Tasman District Council and Nelson City Council

Ecofest is an annual event educating and empowering the public to live sustainably. It has been going for 10 years and attendance at Ecofest is around 6,000 visitors each year.  The event mixes retail with hand-on education and participation. Ecofest supports community engagement in a range of topics such as self-sufficiency at home, waste management, water conservation, solar and alternative energies, sustainable transport and local conservation issues. The event works collaboratively with community groups to ensure they can also involve people across the region in key issues relating to sustainability.

Tasman District Council and Nelson City Council have seen positive spinoffs in the community, particularly in relation to air quality, waste management and sustainable housing. Ecofest is an innovative way of raising the collective understanding of the role of our environment and building a stronger, more connected community.

Protecting our biodiversity

 

Pomona Island Charitable Trust, Haast Kiwi (Tokoeka) Crèche
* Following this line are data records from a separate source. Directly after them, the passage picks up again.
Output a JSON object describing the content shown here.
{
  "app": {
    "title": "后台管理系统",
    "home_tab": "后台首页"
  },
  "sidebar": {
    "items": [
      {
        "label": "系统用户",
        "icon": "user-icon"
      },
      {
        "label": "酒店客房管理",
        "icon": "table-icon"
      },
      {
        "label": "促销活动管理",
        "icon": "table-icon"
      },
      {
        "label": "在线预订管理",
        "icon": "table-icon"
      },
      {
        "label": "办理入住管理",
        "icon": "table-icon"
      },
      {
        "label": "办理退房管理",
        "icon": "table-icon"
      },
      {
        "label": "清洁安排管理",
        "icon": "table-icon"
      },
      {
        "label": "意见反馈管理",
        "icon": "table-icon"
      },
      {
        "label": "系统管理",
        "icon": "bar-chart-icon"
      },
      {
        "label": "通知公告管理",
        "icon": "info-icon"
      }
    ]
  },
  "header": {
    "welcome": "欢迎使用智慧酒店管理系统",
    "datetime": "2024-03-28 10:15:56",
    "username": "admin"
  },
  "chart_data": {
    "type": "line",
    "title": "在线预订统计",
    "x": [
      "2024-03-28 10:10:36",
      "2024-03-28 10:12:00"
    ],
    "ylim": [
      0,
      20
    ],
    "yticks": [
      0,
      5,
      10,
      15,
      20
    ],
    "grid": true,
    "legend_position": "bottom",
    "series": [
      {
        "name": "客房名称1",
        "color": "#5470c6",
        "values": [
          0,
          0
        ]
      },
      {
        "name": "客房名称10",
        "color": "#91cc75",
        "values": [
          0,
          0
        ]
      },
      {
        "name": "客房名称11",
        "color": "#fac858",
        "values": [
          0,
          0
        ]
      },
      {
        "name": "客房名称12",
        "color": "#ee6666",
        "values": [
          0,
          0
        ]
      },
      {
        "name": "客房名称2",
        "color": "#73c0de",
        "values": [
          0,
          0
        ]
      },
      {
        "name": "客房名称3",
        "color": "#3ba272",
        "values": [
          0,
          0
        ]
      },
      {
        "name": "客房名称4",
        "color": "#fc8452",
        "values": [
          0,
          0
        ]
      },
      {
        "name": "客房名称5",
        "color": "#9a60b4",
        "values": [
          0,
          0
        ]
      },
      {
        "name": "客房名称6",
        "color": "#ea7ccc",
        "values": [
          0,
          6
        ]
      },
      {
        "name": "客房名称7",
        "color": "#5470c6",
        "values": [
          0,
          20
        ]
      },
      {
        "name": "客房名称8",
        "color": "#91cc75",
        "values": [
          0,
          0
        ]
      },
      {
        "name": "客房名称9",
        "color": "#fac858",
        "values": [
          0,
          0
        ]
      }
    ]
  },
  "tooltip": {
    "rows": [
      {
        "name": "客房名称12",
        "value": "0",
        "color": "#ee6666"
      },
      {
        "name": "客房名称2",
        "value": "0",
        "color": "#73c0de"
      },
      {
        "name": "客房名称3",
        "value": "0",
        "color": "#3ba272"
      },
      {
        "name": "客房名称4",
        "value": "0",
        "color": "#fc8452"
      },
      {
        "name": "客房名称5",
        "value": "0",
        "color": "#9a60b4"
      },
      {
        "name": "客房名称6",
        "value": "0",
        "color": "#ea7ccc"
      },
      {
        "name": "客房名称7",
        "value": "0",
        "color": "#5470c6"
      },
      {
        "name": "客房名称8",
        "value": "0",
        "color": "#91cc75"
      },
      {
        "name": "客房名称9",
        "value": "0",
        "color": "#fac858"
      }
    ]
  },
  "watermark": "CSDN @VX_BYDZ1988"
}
Since 2005, the volunteers of the Pomona Island Charitable Trust have worked to create pest free sanctuaries on Pomona and Rona Islands in Lake Manapouri, Fiordland. The Trust has undertaken an extensive pest eradication programme, removing stoats, rats, mice, possum and deer, and continues trapping to prevent re-invasion of the islands. These islands are now supporting nationally endangered species recovery programmes by providing a safe habitat for threatened Yellowheads (Mohua) as well as acting as a crèche site for the critically endangered Haast Kiwi (Tokoeka). The Trust works in partnership with the Department of Conservation and local businesses to maintain these island sanctuaries, so that locals and visitors can see, hear and learn about New Zealand's native flora and fauna.

 

Trees for Canterbury

Trees for Canterbury have been providing native plants for community revegetation projects across the Canterbury region since 1993. Over this time, more than 670,000 trees have been donated. The group runs major planting events attracting up to 150 volunteers and seeing up to 20,000 seedlings planted each year. During 2010, native seedlings were donated to 132 different organisations including schools, churches, sports groups and environmental groups. Trees for Canterbury also run school and community education talks, tours and work placements, providing a valuable service to the community as well as the environment.

 

Tuhoe Putaiao Charitable Trust

The Tuhoe Putaiao Charitable Trust has been carrying out environmental protection work in the Bay of Plenty for many years in collaboration with the Department of Conservation, local iwi, the Regional Council and forestry operators. The Trust has been instrumental in the restoration of wetlands and indigenous forests through pest trapping and native flora and fauna protection. The partnerships and cooperation they have fostered means they are now a resource for advice and information on conservation for the other Marae within their valley. The Tuhoe Putaiao Charitable Trust is demonstrating conservation leadership in the Bay of Plenty leading to lasting environmental and social benefits.

Reviewed:
20/02/12